Task details. Nothing but the records, repeated word for word and free of pictures, belongs in the answer.

○ ○ ○ ○

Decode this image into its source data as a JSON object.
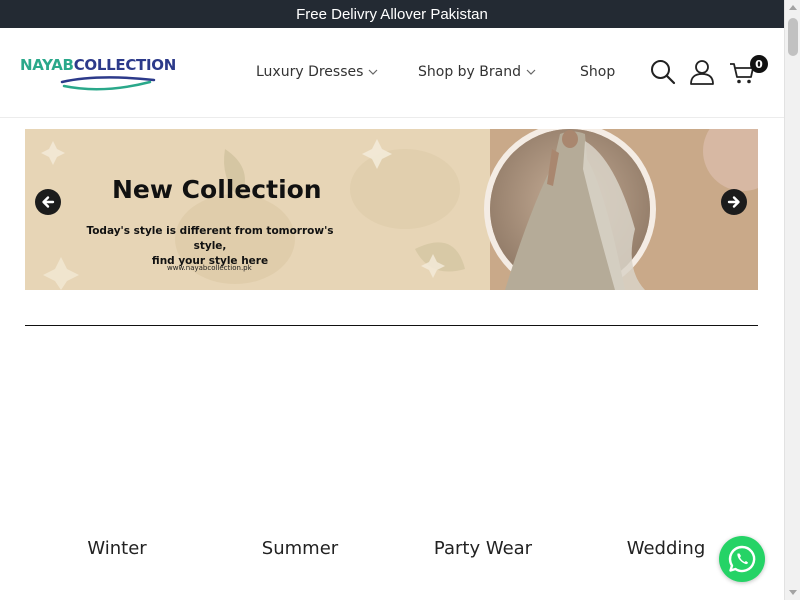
{
  "announcement": "Free Delivry Allover Pakistan",
  "logo": {
    "part1": "NAYAB",
    "part2": "COLLECTION"
  },
  "nav": [
    {
      "label": "Luxury Dresses"
    },
    {
      "label": "Shop by Brand"
    },
    {
      "label": "Shop"
    }
  ],
  "header_icons": [
    "search-icon",
    "user-icon",
    "cart-icon"
  ],
  "cart": {
    "count": "0"
  },
  "banner": {
    "title": "New Collection",
    "subtitle_line1": "Today's style is different from tomorrow's style,",
    "subtitle_line2": "find your style here",
    "url": "www.nayabcollection.pk"
  },
  "categories": [
    {
      "label": "Winter"
    },
    {
      "label": "Summer"
    },
    {
      "label": "Party Wear"
    },
    {
      "label": "Wedding"
    }
  ],
  "colors": {
    "topbar": "#232a33",
    "logo_primary": "#2aa88a",
    "logo_secondary": "#2c3a8a",
    "banner_bg": "#e7d5b6",
    "whatsapp": "#25d366"
  }
}
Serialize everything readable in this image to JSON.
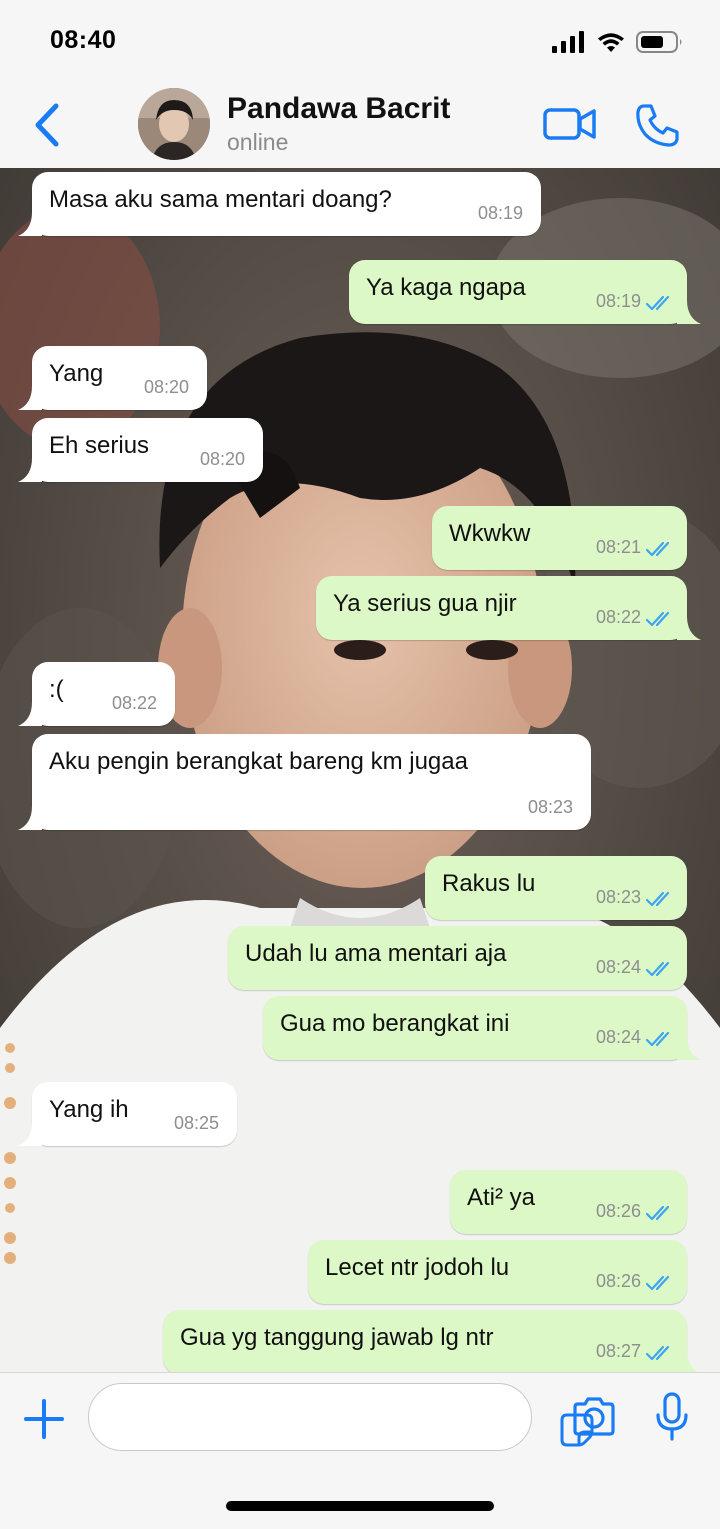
{
  "status": {
    "time": "08:40"
  },
  "header": {
    "name": "Pandawa Bacrit",
    "status": "online"
  },
  "colors": {
    "accent": "#1a7cf5",
    "outgoing_bubble": "#dcf8c6",
    "incoming_bubble": "#ffffff",
    "read_ticks": "#3ca4f4"
  },
  "messages": [
    {
      "dir": "in",
      "text": "Masa aku sama mentari doang?",
      "time": "08:19"
    },
    {
      "dir": "out",
      "text": "Ya kaga ngapa",
      "time": "08:19"
    },
    {
      "dir": "in",
      "text": "Yang",
      "time": "08:20"
    },
    {
      "dir": "in",
      "text": "Eh serius",
      "time": "08:20"
    },
    {
      "dir": "out",
      "text": "Wkwkw",
      "time": "08:21"
    },
    {
      "dir": "out",
      "text": "Ya serius gua njir",
      "time": "08:22"
    },
    {
      "dir": "in",
      "text": ":(",
      "time": "08:22"
    },
    {
      "dir": "in",
      "text": "Aku pengin berangkat bareng km jugaa",
      "time": "08:23"
    },
    {
      "dir": "out",
      "text": "Rakus lu",
      "time": "08:23"
    },
    {
      "dir": "out",
      "text": "Udah lu ama mentari aja",
      "time": "08:24"
    },
    {
      "dir": "out",
      "text": "Gua mo berangkat ini",
      "time": "08:24"
    },
    {
      "dir": "in",
      "text": "Yang ih",
      "time": "08:25"
    },
    {
      "dir": "out",
      "text": "Ati² ya",
      "time": "08:26"
    },
    {
      "dir": "out",
      "text": "Lecet ntr jodoh lu",
      "time": "08:26"
    },
    {
      "dir": "out",
      "text": "Gua yg tanggung jawab lg ntr",
      "time": "08:27"
    }
  ],
  "icons": {
    "back": "chevron-left-icon",
    "video": "video-camera-icon",
    "call": "phone-icon",
    "attach": "plus-icon",
    "sticker": "sticker-icon",
    "camera": "camera-icon",
    "mic": "microphone-icon"
  }
}
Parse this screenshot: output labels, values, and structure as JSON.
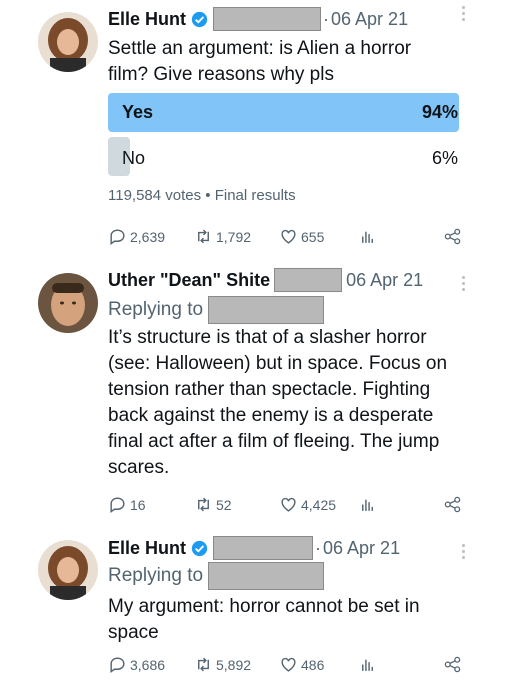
{
  "tweets": [
    {
      "author": "Elle Hunt",
      "date": "06 Apr 21",
      "text_lines": [
        "Settle an argument: is Alien a horror",
        "film? Give reasons why pls"
      ],
      "poll": {
        "options": [
          {
            "label": "Yes",
            "percent_text": "94%",
            "percent": 94,
            "winner": true
          },
          {
            "label": "No",
            "percent_text": "6%",
            "percent": 6,
            "winner": false
          }
        ],
        "votes_summary": "119,584 votes • Final results"
      },
      "actions": {
        "replies": "2,639",
        "retweets": "1,792",
        "likes": "655"
      }
    },
    {
      "author": "Uther \"Dean\" Shite",
      "date": "06 Apr 21",
      "replying_to": "Replying to",
      "text_lines": [
        "It’s structure is that of a slasher horror",
        "(see: Halloween) but in space. Focus on",
        "tension rather than spectacle. Fighting",
        "back against the enemy is a desperate",
        "final act after a film of fleeing. The jump",
        "scares."
      ],
      "actions": {
        "replies": "16",
        "retweets": "52",
        "likes": "4,425"
      }
    },
    {
      "author": "Elle Hunt",
      "date": "06 Apr 21",
      "replying_to": "Replying to",
      "text_lines": [
        "My argument: horror cannot be set in",
        "space"
      ],
      "actions": {
        "replies": "3,686",
        "retweets": "5,892",
        "likes": "486"
      }
    }
  ],
  "colors": {
    "poll_winner": "#80c4f8",
    "poll_loser": "#cfd9de",
    "verified": "#1d9bf0",
    "muted": "#536471"
  },
  "icons": [
    "verified-badge-icon",
    "reply-icon",
    "retweet-icon",
    "like-icon",
    "views-icon",
    "share-icon",
    "more-icon"
  ]
}
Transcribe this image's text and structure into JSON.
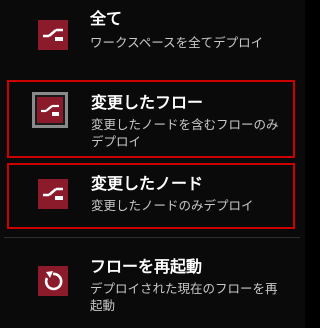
{
  "menu": {
    "items": [
      {
        "title": "全て",
        "description": "ワークスペースを全てデプロイ",
        "icon": "deploy-full-icon"
      },
      {
        "title": "変更したフロー",
        "description": "変更したノードを含むフローのみデプロイ",
        "icon": "deploy-flows-icon"
      },
      {
        "title": "変更したノード",
        "description": "変更したノードのみデプロイ",
        "icon": "deploy-nodes-icon"
      },
      {
        "title": "フローを再起動",
        "description": "デプロイされた現在のフローを再起動",
        "icon": "restart-icon"
      }
    ]
  },
  "colors": {
    "background": "#0a0a0a",
    "icon_bg": "#8b1a2b",
    "highlight_border": "#cc0000",
    "title_text": "#ffffff",
    "desc_text": "#c8c8c8"
  }
}
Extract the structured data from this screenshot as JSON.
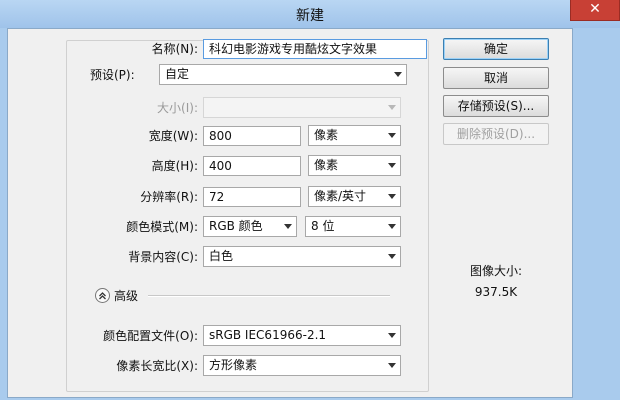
{
  "window": {
    "title": "新建",
    "close_glyph": "✕"
  },
  "form": {
    "name": {
      "label": "名称(N):",
      "value": "科幻电影游戏专用酷炫文字效果"
    },
    "preset": {
      "label": "预设(P):",
      "value": "自定"
    },
    "size": {
      "label": "大小(I):",
      "value": ""
    },
    "width": {
      "label": "宽度(W):",
      "value": "800",
      "unit": "像素"
    },
    "height": {
      "label": "高度(H):",
      "value": "400",
      "unit": "像素"
    },
    "resolution": {
      "label": "分辨率(R):",
      "value": "72",
      "unit": "像素/英寸"
    },
    "color_mode": {
      "label": "颜色模式(M):",
      "value": "RGB 颜色",
      "depth": "8 位"
    },
    "background": {
      "label": "背景内容(C):",
      "value": "白色"
    },
    "advanced": {
      "label": "高级",
      "toggle_icon": "chevron-up-circle-icon"
    },
    "color_profile": {
      "label": "颜色配置文件(O):",
      "value": "sRGB IEC61966-2.1"
    },
    "pixel_aspect": {
      "label": "像素长宽比(X):",
      "value": "方形像素"
    }
  },
  "buttons": {
    "ok": "确定",
    "cancel": "取消",
    "save_preset": "存储预设(S)...",
    "delete_preset": "删除预设(D)..."
  },
  "image_size": {
    "label": "图像大小:",
    "value": "937.5K"
  }
}
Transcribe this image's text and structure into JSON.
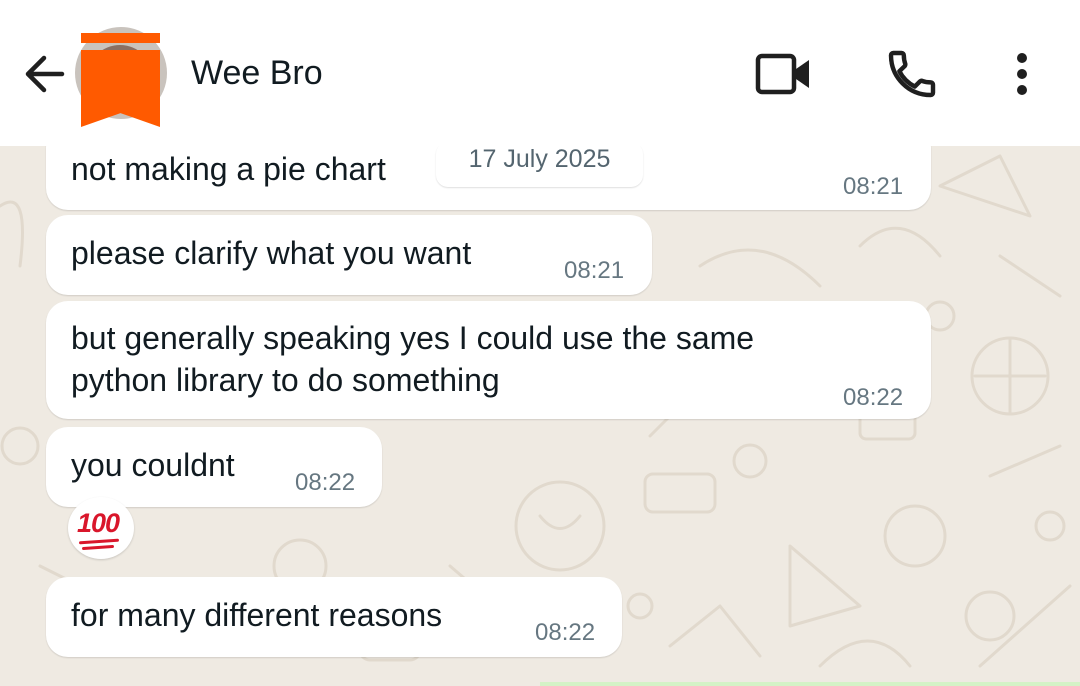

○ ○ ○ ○

Answer to the exercise.
Decode this image into its source data as a JSON object.
{
  "announcement": "Free Delivry Allover Pakistan",
  "logo": {
    "part1": "NAYAB",
    "part2": "COLLECTION"
  },
  "nav": [
    {
      "label": "Luxury Dresses"
    },
    {
      "label": "Shop by Brand"
    },
    {
      "label": "Shop"
    }
  ],
  "header_icons": [
    "search-icon",
    "user-icon",
    "cart-icon"
  ],
  "cart": {
    "count": "0"
  },
  "banner": {
    "title": "New Collection",
    "subtitle_line1": "Today's style is different from tomorrow's style,",
    "subtitle_line2": "find your style here",
    "url": "www.nayabcollection.pk"
  },
  "categories": [
    {
      "label": "Winter"
    },
    {
      "label": "Summer"
    },
    {
      "label": "Party Wear"
    },
    {
      "label": "Wedding"
    }
  ],
  "colors": {
    "topbar": "#232a33",
    "logo_primary": "#2aa88a",
    "logo_secondary": "#2c3a8a",
    "banner_bg": "#e7d5b6",
    "whatsapp": "#25d366"
  }
}
Serialize everything readable in this image to JSON.
{
  "status": {
    "time": "08:40"
  },
  "header": {
    "name": "Pandawa Bacrit",
    "status": "online"
  },
  "colors": {
    "accent": "#1a7cf5",
    "outgoing_bubble": "#dcf8c6",
    "incoming_bubble": "#ffffff",
    "read_ticks": "#3ca4f4"
  },
  "messages": [
    {
      "dir": "in",
      "text": "Masa aku sama mentari doang?",
      "time": "08:19"
    },
    {
      "dir": "out",
      "text": "Ya kaga ngapa",
      "time": "08:19"
    },
    {
      "dir": "in",
      "text": "Yang",
      "time": "08:20"
    },
    {
      "dir": "in",
      "text": "Eh serius",
      "time": "08:20"
    },
    {
      "dir": "out",
      "text": "Wkwkw",
      "time": "08:21"
    },
    {
      "dir": "out",
      "text": "Ya serius gua njir",
      "time": "08:22"
    },
    {
      "dir": "in",
      "text": ":(",
      "time": "08:22"
    },
    {
      "dir": "in",
      "text": "Aku pengin berangkat bareng km jugaa",
      "time": "08:23"
    },
    {
      "dir": "out",
      "text": "Rakus lu",
      "time": "08:23"
    },
    {
      "dir": "out",
      "text": "Udah lu ama mentari aja",
      "time": "08:24"
    },
    {
      "dir": "out",
      "text": "Gua mo berangkat ini",
      "time": "08:24"
    },
    {
      "dir": "in",
      "text": "Yang ih",
      "time": "08:25"
    },
    {
      "dir": "out",
      "text": "Ati² ya",
      "time": "08:26"
    },
    {
      "dir": "out",
      "text": "Lecet ntr jodoh lu",
      "time": "08:26"
    },
    {
      "dir": "out",
      "text": "Gua yg tanggung jawab lg ntr",
      "time": "08:27"
    }
  ],
  "icons": {
    "back": "chevron-left-icon",
    "video": "video-camera-icon",
    "call": "phone-icon",
    "attach": "plus-icon",
    "sticker": "sticker-icon",
    "camera": "camera-icon",
    "mic": "microphone-icon"
  }
}
Parse this screenshot: output labels, values, and structure as JSON.
{
  "tweets": [
    {
      "author": "Elle Hunt",
      "date": "06 Apr 21",
      "text_lines": [
        "Settle an argument: is Alien a horror",
        "film? Give reasons why pls"
      ],
      "poll": {
        "options": [
          {
            "label": "Yes",
            "percent_text": "94%",
            "percent": 94,
            "winner": true
          },
          {
            "label": "No",
            "percent_text": "6%",
            "percent": 6,
            "winner": false
          }
        ],
        "votes_summary": "119,584 votes • Final results"
      },
      "actions": {
        "replies": "2,639",
        "retweets": "1,792",
        "likes": "655"
      }
    },
    {
      "author": "Uther \"Dean\" Shite",
      "date": "06 Apr 21",
      "replying_to": "Replying to",
      "text_lines": [
        "It’s structure is that of a slasher horror",
        "(see: Halloween) but in space. Focus on",
        "tension rather than spectacle. Fighting",
        "back against the enemy is a desperate",
        "final act after a film of fleeing. The jump",
        "scares."
      ],
      "actions": {
        "replies": "16",
        "retweets": "52",
        "likes": "4,425"
      }
    },
    {
      "author": "Elle Hunt",
      "date": "06 Apr 21",
      "replying_to": "Replying to",
      "text_lines": [
        "My argument: horror cannot be set in",
        "space"
      ],
      "actions": {
        "replies": "3,686",
        "retweets": "5,892",
        "likes": "486"
      }
    }
  ],
  "colors": {
    "poll_winner": "#80c4f8",
    "poll_loser": "#cfd9de",
    "verified": "#1d9bf0",
    "muted": "#536471"
  },
  "icons": [
    "verified-badge-icon",
    "reply-icon",
    "retweet-icon",
    "like-icon",
    "views-icon",
    "share-icon",
    "more-icon"
  ]
}
Transcribe this image's text and structure into JSON.
{
  "menu": {
    "items": [
      {
        "title": "全て",
        "description": "ワークスペースを全てデプロイ",
        "icon": "deploy-full-icon"
      },
      {
        "title": "変更したフロー",
        "description": "変更したノードを含むフローのみデプロイ",
        "icon": "deploy-flows-icon"
      },
      {
        "title": "変更したノード",
        "description": "変更したノードのみデプロイ",
        "icon": "deploy-nodes-icon"
      },
      {
        "title": "フローを再起動",
        "description": "デプロイされた現在のフローを再起動",
        "icon": "restart-icon"
      }
    ]
  },
  "colors": {
    "background": "#0a0a0a",
    "icon_bg": "#8b1a2b",
    "highlight_border": "#cc0000",
    "title_text": "#ffffff",
    "desc_text": "#c8c8c8"
  }
}
Extract the structured data from this screenshot as JSON.
{
  "window": {
    "title": "新建",
    "close_glyph": "✕"
  },
  "form": {
    "name": {
      "label": "名称(N):",
      "value": "科幻电影游戏专用酷炫文字效果"
    },
    "preset": {
      "label": "预设(P):",
      "value": "自定"
    },
    "size": {
      "label": "大小(I):",
      "value": ""
    },
    "width": {
      "label": "宽度(W):",
      "value": "800",
      "unit": "像素"
    },
    "height": {
      "label": "高度(H):",
      "value": "400",
      "unit": "像素"
    },
    "resolution": {
      "label": "分辨率(R):",
      "value": "72",
      "unit": "像素/英寸"
    },
    "color_mode": {
      "label": "颜色模式(M):",
      "value": "RGB 颜色",
      "depth": "8 位"
    },
    "background": {
      "label": "背景内容(C):",
      "value": "白色"
    },
    "advanced": {
      "label": "高级",
      "toggle_icon": "chevron-up-circle-icon"
    },
    "color_profile": {
      "label": "颜色配置文件(O):",
      "value": "sRGB IEC61966-2.1"
    },
    "pixel_aspect": {
      "label": "像素长宽比(X):",
      "value": "方形像素"
    }
  },
  "buttons": {
    "ok": "确定",
    "cancel": "取消",
    "save_preset": "存储预设(S)...",
    "delete_preset": "删除预设(D)..."
  },
  "image_size": {
    "label": "图像大小:",
    "value": "937.5K"
  }
}
Transcribe this image's text and structure into JSON.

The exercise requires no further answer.